Everybody Wants to Belong
Everyone wants to belong, and after two years of the pandemic, HUE (Humans United for Equality) plans to bring together the community with the Celebration of Unity after a two-year hiatus. Volunteers for HUE and sponsoring churches and organizations canceled the annual event in 2020 and postponed its scheduled return last September. Finally, on April 23, the Celebration of Unity returns. It’s unique among the community events in the city because it’s designed to be free, open to families, and chock full of activities for everyone from toddlers to adults.
HUE member Jennifer Abbott said the Celebration of Unity excites her because it celebrates our county’s diversity and strength, the same strength that represents the American experiment.
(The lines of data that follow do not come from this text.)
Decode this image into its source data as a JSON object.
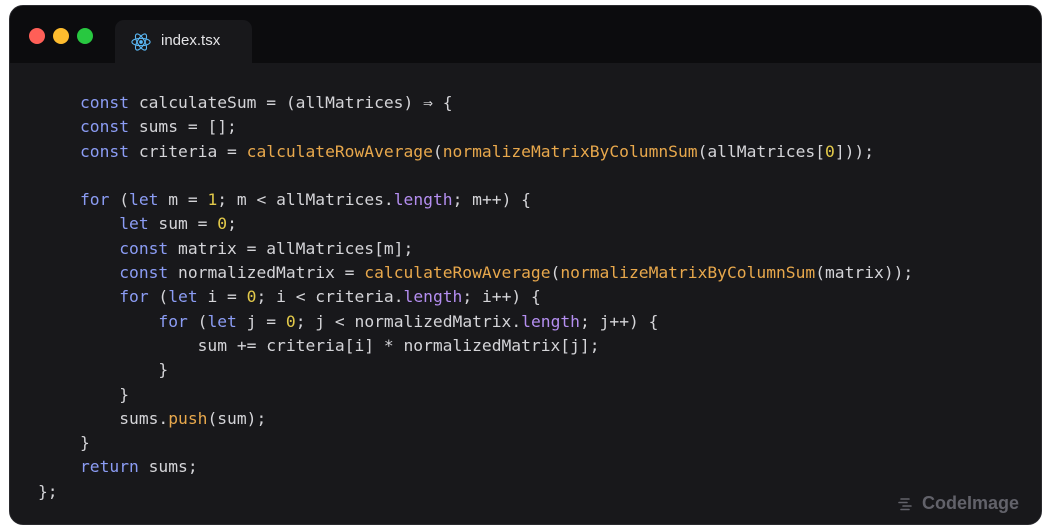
{
  "window": {
    "controls": {
      "close": "close-button",
      "minimize": "minimize-button",
      "zoom": "zoom-button"
    },
    "tab": {
      "label": "index.tsx",
      "icon": "react-icon"
    }
  },
  "editor": {
    "lines": [
      [
        {
          "t": "const ",
          "c": "kw"
        },
        {
          "t": "calculateSum = (allMatrices) ⇒ {",
          "c": "plain"
        }
      ],
      [
        {
          "t": "const ",
          "c": "kw"
        },
        {
          "t": "sums = [];",
          "c": "plain"
        }
      ],
      [
        {
          "t": "const ",
          "c": "kw"
        },
        {
          "t": "criteria = ",
          "c": "plain"
        },
        {
          "t": "calculateRowAverage",
          "c": "fn"
        },
        {
          "t": "(",
          "c": "plain"
        },
        {
          "t": "normalizeMatrixByColumnSum",
          "c": "fn"
        },
        {
          "t": "(allMatrices[",
          "c": "plain"
        },
        {
          "t": "0",
          "c": "num"
        },
        {
          "t": "]));",
          "c": "plain"
        }
      ],
      [],
      [
        {
          "t": "for ",
          "c": "kw"
        },
        {
          "t": "(",
          "c": "plain"
        },
        {
          "t": "let ",
          "c": "kw"
        },
        {
          "t": "m = ",
          "c": "plain"
        },
        {
          "t": "1",
          "c": "num"
        },
        {
          "t": "; m < allMatrices.",
          "c": "plain"
        },
        {
          "t": "length",
          "c": "prop"
        },
        {
          "t": "; m++) {",
          "c": "plain"
        }
      ],
      [
        {
          "t": "    let ",
          "c": "kw"
        },
        {
          "t": "sum = ",
          "c": "plain"
        },
        {
          "t": "0",
          "c": "num"
        },
        {
          "t": ";",
          "c": "plain"
        }
      ],
      [
        {
          "t": "    const ",
          "c": "kw"
        },
        {
          "t": "matrix = allMatrices[m];",
          "c": "plain"
        }
      ],
      [
        {
          "t": "    const ",
          "c": "kw"
        },
        {
          "t": "normalizedMatrix = ",
          "c": "plain"
        },
        {
          "t": "calculateRowAverage",
          "c": "fn"
        },
        {
          "t": "(",
          "c": "plain"
        },
        {
          "t": "normalizeMatrixByColumnSum",
          "c": "fn"
        },
        {
          "t": "(matrix));",
          "c": "plain"
        }
      ],
      [
        {
          "t": "    for ",
          "c": "kw"
        },
        {
          "t": "(",
          "c": "plain"
        },
        {
          "t": "let ",
          "c": "kw"
        },
        {
          "t": "i = ",
          "c": "plain"
        },
        {
          "t": "0",
          "c": "num"
        },
        {
          "t": "; i < criteria.",
          "c": "plain"
        },
        {
          "t": "length",
          "c": "prop"
        },
        {
          "t": "; i++) {",
          "c": "plain"
        }
      ],
      [
        {
          "t": "        for ",
          "c": "kw"
        },
        {
          "t": "(",
          "c": "plain"
        },
        {
          "t": "let ",
          "c": "kw"
        },
        {
          "t": "j = ",
          "c": "plain"
        },
        {
          "t": "0",
          "c": "num"
        },
        {
          "t": "; j < normalizedMatrix.",
          "c": "plain"
        },
        {
          "t": "length",
          "c": "prop"
        },
        {
          "t": "; j++) {",
          "c": "plain"
        }
      ],
      [
        {
          "t": "            sum += criteria[i] * normalizedMatrix[j];",
          "c": "plain"
        }
      ],
      [
        {
          "t": "        }",
          "c": "plain"
        }
      ],
      [
        {
          "t": "    }",
          "c": "plain"
        }
      ],
      [
        {
          "t": "    sums.",
          "c": "plain"
        },
        {
          "t": "push",
          "c": "fn"
        },
        {
          "t": "(sum);",
          "c": "plain"
        }
      ],
      [
        {
          "t": "}",
          "c": "plain"
        }
      ],
      [
        {
          "t": "return ",
          "c": "kw"
        },
        {
          "t": "sums;",
          "c": "plain"
        }
      ],
      [
        {
          "t": "};",
          "c": "plain"
        }
      ]
    ],
    "indents": [
      0,
      0,
      0,
      0,
      0,
      0,
      0,
      0,
      0,
      0,
      0,
      0,
      0,
      0,
      0,
      0,
      -1
    ]
  },
  "brand": {
    "label": "CodeImage",
    "icon": "codeimage-logo-icon"
  },
  "colors": {
    "keyword": "#8b9cf4",
    "function": "#e8a84c",
    "number": "#e2c94a",
    "property": "#b48ef0",
    "text": "#d4d4d8",
    "background": "#18181b"
  }
}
“It’s kind of like that saying on the dollar bill, E. Pluribus Unum- out of one many,” said Abbott, who thinks this event is unique compared to other cultural events throughout the year. “What other activities do we have where everyone is invited, where it is free, and it brings us together to celebrate our differences? Everyone should feel welcome. Everyone should feel seen and invited.” She hopes it will foster a sense of belonging for everyone in our community.
Abbott invented one of the popular activities at the Celebration, The Game of Life, which she has tweaked and improved over the previous events. This year, she and her husband Michael Abbott invited Wabash students to use game design to put a new spin on traditional fair games like the basketball toss, corn hole, hula hoops, plinko, and twenty-one. Players will be given a character card and experience walking in another’s shoes as they compete. While the Game of Life is for older players, parents can have their kids make friendship pins and handprints for change. They can design a freak flag, work with a videographer to share about different kinds of families, and test their knowledge of world religions.
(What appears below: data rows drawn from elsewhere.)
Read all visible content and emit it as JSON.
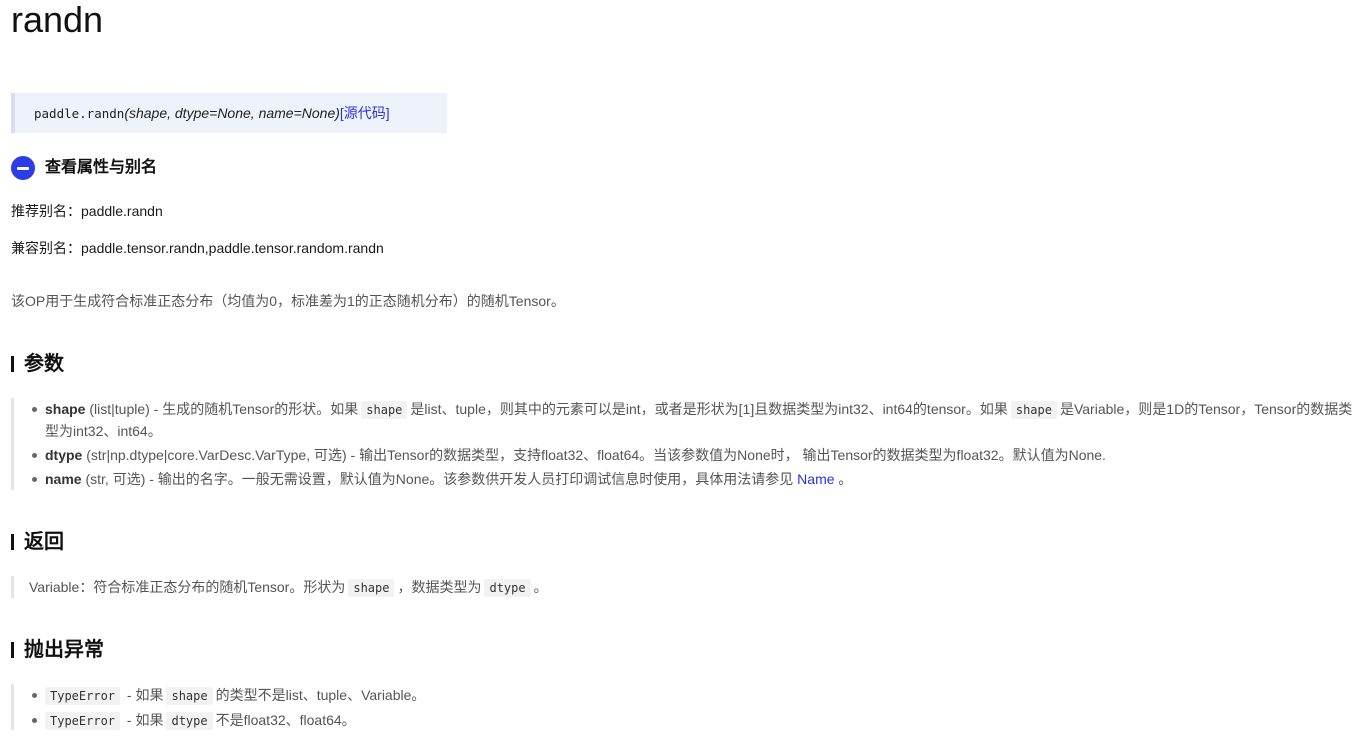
{
  "page": {
    "title": "randn",
    "signature": {
      "prefix": "paddle.randn",
      "params": "(shape, dtype=None, name=None)",
      "source_link": "[源代码]"
    },
    "aliases": {
      "toggle_label": "查看属性与别名",
      "recommended": "推荐别名：paddle.randn",
      "compatible": "兼容别名：paddle.tensor.randn,paddle.tensor.random.randn"
    },
    "description": "该OP用于生成符合标准正态分布（均值为0，标准差为1的正态随机分布）的随机Tensor。",
    "params_section": {
      "heading": "参数",
      "items": [
        {
          "name": "shape",
          "type": "(list|tuple)",
          "text1": " - 生成的随机Tensor的形状。如果",
          "code1": "shape",
          "text2": "是list、tuple，则其中的元素可以是int，或者是形状为[1]且数据类型为int32、int64的tensor。如果",
          "code2": "shape",
          "text3": "是Variable，则是1D的Tensor，Tensor的数据类型为int32、int64。"
        },
        {
          "name": "dtype",
          "type": "(str|np.dtype|core.VarDesc.VarType, 可选)",
          "text1": " - 输出Tensor的数据类型，支持float32、float64。当该参数值为None时， 输出Tensor的数据类型为float32。默认值为None."
        },
        {
          "name": "name",
          "type": "(str, 可选)",
          "text1": " - 输出的名字。一般无需设置，默认值为None。该参数供开发人员打印调试信息时使用，具体用法请参见 ",
          "link": "Name",
          "text2": " 。"
        }
      ]
    },
    "returns_section": {
      "heading": "返回",
      "text1": "Variable：符合标准正态分布的随机Tensor。形状为",
      "code1": "shape",
      "text2": "，数据类型为",
      "code2": "dtype",
      "text3": "。"
    },
    "raises_section": {
      "heading": "抛出异常",
      "items": [
        {
          "code1": "TypeError",
          "text1": " - 如果",
          "code2": "shape",
          "text2": "的类型不是list、tuple、Variable。"
        },
        {
          "code1": "TypeError",
          "text1": " - 如果",
          "code2": "dtype",
          "text2": "不是float32、float64。"
        }
      ]
    }
  }
}
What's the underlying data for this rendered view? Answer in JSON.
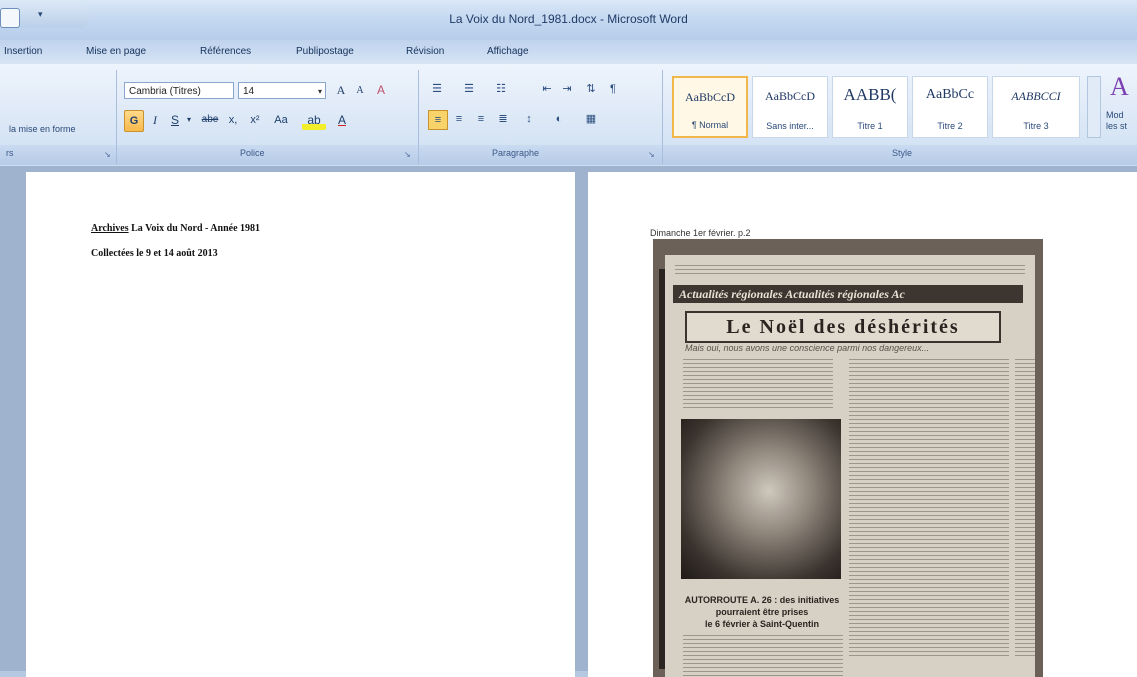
{
  "window": {
    "title": "La Voix du Nord_1981.docx - Microsoft Word"
  },
  "tabs": [
    {
      "label": "Insertion"
    },
    {
      "label": "Mise en page"
    },
    {
      "label": "Références"
    },
    {
      "label": "Publipostage"
    },
    {
      "label": "Révision"
    },
    {
      "label": "Affichage"
    }
  ],
  "ribbon": {
    "clipboard": {
      "format_painter_label": "la mise en forme",
      "group_label": "rs"
    },
    "font": {
      "font_name": "Cambria (Titres)",
      "font_size": "14",
      "bold_glyph": "G",
      "italic_glyph": "I",
      "underline_glyph": "S",
      "strike_glyph": "abe",
      "subscript_glyph": "x,",
      "superscript_glyph": "x²",
      "case_glyph": "Aa",
      "grow_glyph": "A",
      "shrink_glyph": "A",
      "clear_glyph": "A",
      "fontcolor_glyph": "A",
      "group_label": "Police"
    },
    "paragraph": {
      "group_label": "Paragraphe"
    },
    "styles": {
      "items": [
        {
          "sample": "AaBbCcD",
          "name": "¶ Normal",
          "size": "12px"
        },
        {
          "sample": "AaBbCcD",
          "name": "Sans inter...",
          "size": "12px"
        },
        {
          "sample": "AABB(",
          "name": "Titre 1",
          "size": "17px"
        },
        {
          "sample": "AaBbCc",
          "name": "Titre 2",
          "size": "14px"
        },
        {
          "sample": "AABBCCI",
          "name": "Titre 3",
          "size": "12px"
        }
      ],
      "change_styles_label": "Mod les st",
      "group_label": "Style"
    }
  },
  "document": {
    "page1": {
      "line1_underlined": "Archives",
      "line1_rest": " La Voix du Nord - Année 1981",
      "line2": "Collectées le 9 et 14 août 2013"
    },
    "page2": {
      "caption": "Dimanche 1er février. p.2",
      "newspaper": {
        "banner": "Actualités régionales Actualités régionales Ac",
        "headline": "Le Noël des déshérités",
        "subhead": "Mais oui, nous avons une conscience parmi nos dangereux...",
        "photo_caption_1": "AUTORROUTE A. 26 : des initiatives",
        "photo_caption_2": "pourraient être prises",
        "photo_caption_3": "le 6 février à Saint-Quentin"
      }
    }
  }
}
One of the goals of the event is to feature food, music, and performances from many continents. Though visitors can grab a free hotdog, let their kids jump in the bounce house or climb the rock wall (also free), tacos may be purchased from Aki Le Voy and soul food from Norvells while enjoying performances by Irish dancers, the mariachi band Zelaya, and Dance by Deborah. The event will be a culturally rich celebration.
Additional sponsoring organization will also have activities. The League of Women Voters will offer kids a chance to learn how voting works by filling out a ballot and remind parents how to vote in the May primary. Other booths will offer activities and goodies. The Carnegie Museum will give out bags to carry the free swag and crafts.
Beyond the fun, HUE hopes that visitors will have conversations with one another.
“We’ve been longing for that person connection and that’s what HUE is all about,” said Kochert. “We want actual human connection, face to face without a device. We want conversation. It will help bring us out of this funk we are in as a human society.” She hopes it will be a springboard for unity and an appreciation for the diversity that makes communities resilient.
For those who want to learn more, go to HUE’s new website: https://www.huemoco.org/, or volunteer with the MoCo’s new volunteering app PointApp.org or https://lwvmontinco.org. Most of all come to Pike Place on April 23 from 4-8pm and enjoy one another’s company.
– The League of Women Voters is a nonpartisan, multi-issue political organization which encourages informed and active participation in government. For information about the League, visit the website www.lwvmontcoin.org; or, visit the League of Women Voters of Montgomery County, Indiana Facebook page.